How did Theatre develop in Japan?
Noh and Kyogen are the oldest forms of Japanese theater, dating back to the 14th century. It was developed by a man named Kan’ami and his son, Zeami. Noh is a very traditional and structured art form, with training for actors beginning as early as age 3. … The comedy provided respite from the more serious Noh plays.
What is the purpose of Japanese Theatre?
Traditional Japanese Theatre
They all originated around the 15th and the 16th centuries, and were mainly performed in the imperial courts. Kabuki is in contrast to noh (see below): its main goal is to shock the public with extremely lively stories, using wild costumes and sword fights.
What is the significance of kabuki performance to spectators?
Kabuki performances attracted an assorted audience of spectators and quickly became a trend for setting fashion and style based on the stage costumes. Each Kabuki performance showcased both new dance movement but also played a large impact on fashion and style trends.
Why are kabuki actors all male including those playing female roles?
All-male casts became the norm after 1629, when women were banned from appearing in kabuki due to the prevalent prostitution of actresses and violent quarrels among patrons for the actresses’ favors. … In 1642, onnagata roles were forbidden, resulting in plays that featured only male characters.
What is the visual effects of kabuki Japan?

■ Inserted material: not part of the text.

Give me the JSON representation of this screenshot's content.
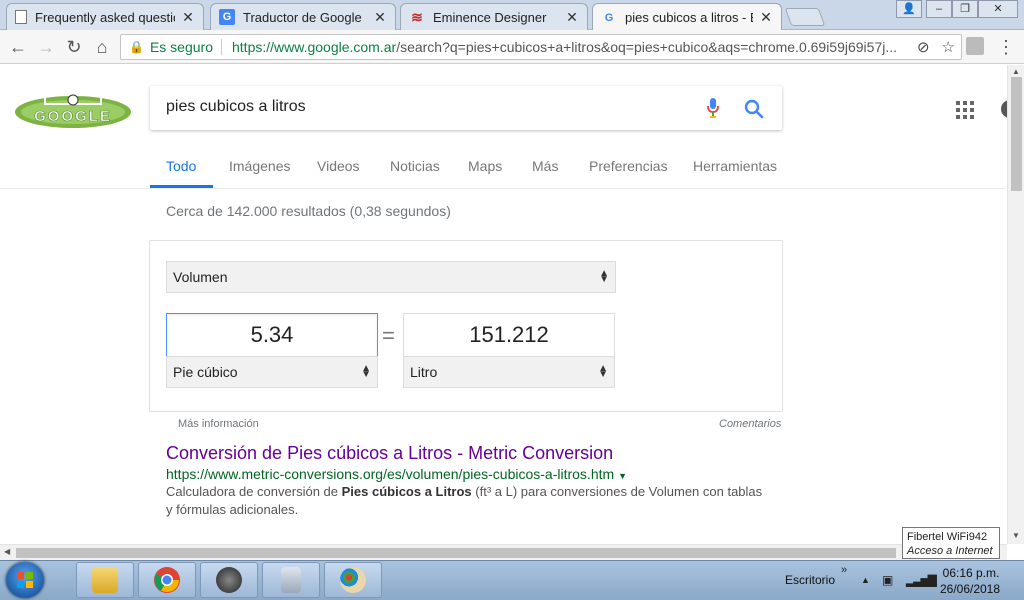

All told, Japanese kabuki is an outlandish visual spectacle which focuses more on looks than story. Production elements like costumes, lighting, props, and set design compliment performance aspects such as song and dance. All are presented in grandiose fashion to create a single, spectacular show.